]. Based on our results for the markers of myogenesis and the maintenance of the myonuclear domain, the present data suggest that the muscle hypetrophy occurring in response to 28 days of heavy resistance exercise combined with NO-Shotgun®
supplementation appears to be more effective at promoting the myogenic activation of satellite cells than resistance exercise combined with a carbohydrate placebo. IGF-I activates phosphatidylinositol-3 kinase (PI3K) resulting in downstream phosphorylation of Akt [30
]. Creatine supplementation has also been shown to enhance the differentiation of myogenic C2
cells by activating the p38 MAPK pathway, as the activation of p38 and the transcription factor, myocyte enhancer factor 2 (MEF-2) were increased [29

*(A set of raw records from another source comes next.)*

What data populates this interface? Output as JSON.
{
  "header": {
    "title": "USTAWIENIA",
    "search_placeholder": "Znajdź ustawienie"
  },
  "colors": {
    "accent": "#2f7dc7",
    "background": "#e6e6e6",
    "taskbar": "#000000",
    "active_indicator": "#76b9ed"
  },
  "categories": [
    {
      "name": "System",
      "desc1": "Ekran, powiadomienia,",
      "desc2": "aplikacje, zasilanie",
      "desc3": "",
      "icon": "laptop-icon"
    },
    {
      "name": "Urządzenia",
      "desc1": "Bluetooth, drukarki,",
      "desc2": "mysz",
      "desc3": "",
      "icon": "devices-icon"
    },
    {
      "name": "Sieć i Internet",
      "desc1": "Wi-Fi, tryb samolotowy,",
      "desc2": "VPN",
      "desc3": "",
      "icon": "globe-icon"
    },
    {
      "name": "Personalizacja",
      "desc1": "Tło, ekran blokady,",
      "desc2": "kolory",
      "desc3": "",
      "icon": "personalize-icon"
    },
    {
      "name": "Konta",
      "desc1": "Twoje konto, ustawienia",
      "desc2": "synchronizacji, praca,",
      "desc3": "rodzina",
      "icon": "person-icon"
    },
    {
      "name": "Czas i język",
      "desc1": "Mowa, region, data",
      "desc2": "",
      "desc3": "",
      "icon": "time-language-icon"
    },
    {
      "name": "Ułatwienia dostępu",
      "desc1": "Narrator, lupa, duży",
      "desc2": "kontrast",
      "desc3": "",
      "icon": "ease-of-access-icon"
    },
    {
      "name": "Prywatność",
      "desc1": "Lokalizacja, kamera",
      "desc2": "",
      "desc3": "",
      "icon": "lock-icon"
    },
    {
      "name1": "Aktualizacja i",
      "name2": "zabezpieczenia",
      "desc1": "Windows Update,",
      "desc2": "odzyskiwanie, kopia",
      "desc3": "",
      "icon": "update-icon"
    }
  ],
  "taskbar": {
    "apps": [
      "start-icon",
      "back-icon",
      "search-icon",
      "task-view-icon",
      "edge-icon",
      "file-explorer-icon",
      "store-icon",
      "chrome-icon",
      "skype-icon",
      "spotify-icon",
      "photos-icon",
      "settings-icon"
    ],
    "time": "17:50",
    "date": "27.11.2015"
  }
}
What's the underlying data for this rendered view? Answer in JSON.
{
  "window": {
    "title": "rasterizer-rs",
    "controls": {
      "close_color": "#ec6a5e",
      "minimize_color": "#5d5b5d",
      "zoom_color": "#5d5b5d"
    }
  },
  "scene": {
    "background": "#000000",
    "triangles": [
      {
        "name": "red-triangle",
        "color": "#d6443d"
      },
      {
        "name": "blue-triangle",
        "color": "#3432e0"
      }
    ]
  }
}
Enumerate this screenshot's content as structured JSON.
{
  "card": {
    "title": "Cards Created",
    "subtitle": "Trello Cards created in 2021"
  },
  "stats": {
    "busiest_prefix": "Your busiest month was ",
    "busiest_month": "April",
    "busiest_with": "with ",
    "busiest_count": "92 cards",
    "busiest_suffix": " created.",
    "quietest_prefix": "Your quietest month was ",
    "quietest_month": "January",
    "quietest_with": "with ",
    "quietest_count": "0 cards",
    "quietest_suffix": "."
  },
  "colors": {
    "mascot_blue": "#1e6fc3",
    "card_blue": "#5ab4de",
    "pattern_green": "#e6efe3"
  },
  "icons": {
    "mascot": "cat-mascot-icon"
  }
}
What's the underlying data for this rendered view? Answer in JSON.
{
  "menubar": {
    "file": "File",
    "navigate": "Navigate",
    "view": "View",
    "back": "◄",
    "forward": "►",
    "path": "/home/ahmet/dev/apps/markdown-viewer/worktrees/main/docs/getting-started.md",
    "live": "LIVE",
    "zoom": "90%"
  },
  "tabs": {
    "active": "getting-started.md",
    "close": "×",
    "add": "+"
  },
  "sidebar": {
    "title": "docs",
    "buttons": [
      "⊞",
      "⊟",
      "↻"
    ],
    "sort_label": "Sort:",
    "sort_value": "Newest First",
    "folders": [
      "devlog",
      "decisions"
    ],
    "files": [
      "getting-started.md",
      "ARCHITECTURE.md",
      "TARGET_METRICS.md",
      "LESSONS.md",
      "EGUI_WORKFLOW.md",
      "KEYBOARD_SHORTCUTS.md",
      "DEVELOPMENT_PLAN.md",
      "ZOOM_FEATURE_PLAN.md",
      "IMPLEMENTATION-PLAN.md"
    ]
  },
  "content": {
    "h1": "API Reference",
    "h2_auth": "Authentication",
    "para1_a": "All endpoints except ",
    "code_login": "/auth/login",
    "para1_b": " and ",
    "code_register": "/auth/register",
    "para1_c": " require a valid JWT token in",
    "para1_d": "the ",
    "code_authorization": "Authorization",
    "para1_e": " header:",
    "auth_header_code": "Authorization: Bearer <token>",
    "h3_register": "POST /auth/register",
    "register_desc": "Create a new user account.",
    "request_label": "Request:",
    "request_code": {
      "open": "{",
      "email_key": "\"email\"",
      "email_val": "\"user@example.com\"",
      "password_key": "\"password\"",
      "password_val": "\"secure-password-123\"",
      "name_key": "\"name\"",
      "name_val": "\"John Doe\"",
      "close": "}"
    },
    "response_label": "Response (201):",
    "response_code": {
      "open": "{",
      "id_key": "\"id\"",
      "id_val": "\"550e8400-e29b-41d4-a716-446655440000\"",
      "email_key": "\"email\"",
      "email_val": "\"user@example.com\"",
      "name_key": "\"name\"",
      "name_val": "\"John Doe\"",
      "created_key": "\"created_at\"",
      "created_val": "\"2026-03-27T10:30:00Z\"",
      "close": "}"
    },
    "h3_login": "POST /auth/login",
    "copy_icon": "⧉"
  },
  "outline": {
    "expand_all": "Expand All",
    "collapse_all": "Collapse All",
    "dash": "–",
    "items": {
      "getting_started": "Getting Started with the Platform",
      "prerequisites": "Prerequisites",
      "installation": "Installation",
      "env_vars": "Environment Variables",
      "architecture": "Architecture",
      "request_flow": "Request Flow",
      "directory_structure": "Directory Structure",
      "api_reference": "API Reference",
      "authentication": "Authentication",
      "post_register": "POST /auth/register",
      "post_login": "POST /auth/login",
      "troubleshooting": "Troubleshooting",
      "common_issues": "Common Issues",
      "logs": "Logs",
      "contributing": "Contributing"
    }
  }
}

]. The p38 MAPK pathway is an important signaling pathway responsible for up-regulating the expression of various sarcomeric genes in response to mechanical overload. The Akt/mTOR pathway is an important pathway involved in up-regulating translational activity en route to increases in muscle protein synthesis. The Akt/mTOR pathway was activated in C2
myoblasts treated with creatine, as Akt, mTOR, and p70S6 kinase activity were elevated [29
]. The Akt/mTOR pathway can also be activated by leucine [30
Supplemental leucine leads to increased levels of α-ketoisocaproate (KIC) [31
], which inhibits the activity of the branched-chain keto-acid dehydrogenase (BCKDH) complex, thereby blunting BCAA oxidation [32
] and muscle proteolysis [54
] during heavy resistance exercise. It has been shown that 14 days of KIC and beta-hydroxy-beta-methylbutyrate (HMB) supplementation reduced signs and symptoms of exercise-induced muscle damage in untrained males following a single bout of eccentrically-biased resistance exercise [55
]. Furthermore, BCAA ingested prior to 60 min of cycling exercise at 50% of maximal work capacity has been shown to attenuate exercise-induced skeletal muscle proteolysis [56
In regard to clinical safety measures, all of the whole blood and serum markers assessed remained within normal clinical ranges throughout the duration of the study. As a result, we observed no significant differences between PL and NO, indicating NO-Shotgun®
to have no deleterious effects with regard to the whole blood and serum variables we assessed. The NO-Shotgun®
supplement contains a number of different compounds with many of these having little to no clinical safety data available. However, there are safety data available for creatine. Creatine is well-tolerated in most individuals in short-term studies [57
]. Nevertheless, idiosyncratic effects may occur when large amounts of an exogenous substance containing an amino group are consumed, with the consequent increased load on the liver and kidneys [58
]. Therefore, concerns have been raised regarding the long-term safety of creatine supplementation. To date, however, studies consisting of durations of nine wk to five yr have not found clinically significant deviations from normal values in renal, hepatic, and cardiac safety markers in healthy individuals [58
NO-Shotgun® is a nutritional supplement that contains a synergistic blend of compounds, such as creatine, leucine, KIC, and arginine which have been shown in previous studies to be effective at increasing muscle strength and mass, myofibrillar protein content, muscle protein synthesis, and satellite cell activation. Based on the results presented herein, it is difficult to conclude whether any one compound or the additive and/or synergistic effects of various compounds contained in NO-Shotgun® were responsible for eliciting the effects we observed to occur. Therefore, we conclude that 28 days resistance training, when supplemented with NO-Shotgun®, has no negative effects on the clinical safety markers assessed, while effectively increasing muscle strength and mass, myofibrillar protein content, and stimulating increases in myogenic markers indicative of satellite cell activation.